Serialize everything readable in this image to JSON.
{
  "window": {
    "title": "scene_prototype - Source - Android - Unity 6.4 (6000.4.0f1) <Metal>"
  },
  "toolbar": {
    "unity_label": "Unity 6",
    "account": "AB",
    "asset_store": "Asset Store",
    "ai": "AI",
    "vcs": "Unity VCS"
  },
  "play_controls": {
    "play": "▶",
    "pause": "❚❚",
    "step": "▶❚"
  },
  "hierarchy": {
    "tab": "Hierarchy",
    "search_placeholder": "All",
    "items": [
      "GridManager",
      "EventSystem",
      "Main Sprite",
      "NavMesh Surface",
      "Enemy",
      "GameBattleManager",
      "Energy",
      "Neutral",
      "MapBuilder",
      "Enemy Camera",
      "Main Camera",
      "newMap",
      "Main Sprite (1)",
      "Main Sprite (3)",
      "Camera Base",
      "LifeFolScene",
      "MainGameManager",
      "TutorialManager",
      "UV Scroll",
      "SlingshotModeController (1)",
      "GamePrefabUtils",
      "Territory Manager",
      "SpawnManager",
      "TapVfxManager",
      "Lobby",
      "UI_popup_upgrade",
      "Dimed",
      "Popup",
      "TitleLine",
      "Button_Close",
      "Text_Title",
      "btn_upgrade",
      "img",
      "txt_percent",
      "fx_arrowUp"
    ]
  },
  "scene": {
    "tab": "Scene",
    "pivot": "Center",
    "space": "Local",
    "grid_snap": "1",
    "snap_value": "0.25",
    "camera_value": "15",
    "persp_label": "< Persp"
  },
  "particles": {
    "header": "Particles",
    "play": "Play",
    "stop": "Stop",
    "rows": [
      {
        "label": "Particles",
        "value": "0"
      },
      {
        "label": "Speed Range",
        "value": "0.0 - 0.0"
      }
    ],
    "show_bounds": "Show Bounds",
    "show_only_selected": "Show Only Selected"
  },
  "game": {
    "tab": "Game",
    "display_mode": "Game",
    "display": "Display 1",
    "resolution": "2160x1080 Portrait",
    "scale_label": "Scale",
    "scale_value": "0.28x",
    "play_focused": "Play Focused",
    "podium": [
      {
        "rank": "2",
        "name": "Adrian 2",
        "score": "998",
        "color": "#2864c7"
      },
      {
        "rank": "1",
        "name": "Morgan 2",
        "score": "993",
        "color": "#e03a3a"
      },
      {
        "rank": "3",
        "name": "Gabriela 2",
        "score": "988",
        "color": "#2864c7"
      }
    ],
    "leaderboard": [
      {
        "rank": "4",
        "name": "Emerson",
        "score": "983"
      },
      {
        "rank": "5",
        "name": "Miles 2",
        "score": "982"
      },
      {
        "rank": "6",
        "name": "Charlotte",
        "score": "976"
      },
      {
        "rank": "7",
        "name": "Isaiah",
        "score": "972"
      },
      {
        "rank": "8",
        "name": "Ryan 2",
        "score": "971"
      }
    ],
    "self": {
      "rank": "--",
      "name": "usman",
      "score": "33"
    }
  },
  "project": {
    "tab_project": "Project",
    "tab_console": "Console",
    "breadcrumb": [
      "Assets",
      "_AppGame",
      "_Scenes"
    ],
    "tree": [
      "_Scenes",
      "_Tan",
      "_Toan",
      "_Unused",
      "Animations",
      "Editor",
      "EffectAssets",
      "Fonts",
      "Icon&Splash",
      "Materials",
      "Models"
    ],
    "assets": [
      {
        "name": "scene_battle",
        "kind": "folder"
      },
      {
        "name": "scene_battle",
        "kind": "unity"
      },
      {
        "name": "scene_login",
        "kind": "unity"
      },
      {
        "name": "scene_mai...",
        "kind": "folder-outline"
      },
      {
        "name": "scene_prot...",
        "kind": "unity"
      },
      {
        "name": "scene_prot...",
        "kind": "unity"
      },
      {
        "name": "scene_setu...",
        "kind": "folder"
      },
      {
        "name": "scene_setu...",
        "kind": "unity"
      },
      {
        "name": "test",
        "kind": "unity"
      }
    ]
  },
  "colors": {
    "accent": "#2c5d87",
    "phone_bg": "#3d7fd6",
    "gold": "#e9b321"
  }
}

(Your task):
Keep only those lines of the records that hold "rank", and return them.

(Written response):
        "rank": "2",
        "rank": "1",
        "rank": "3",
        "rank": "4",
        "rank": "5",
        "rank": "6",
        "rank": "7",
        "rank": "8",
      "rank": "--",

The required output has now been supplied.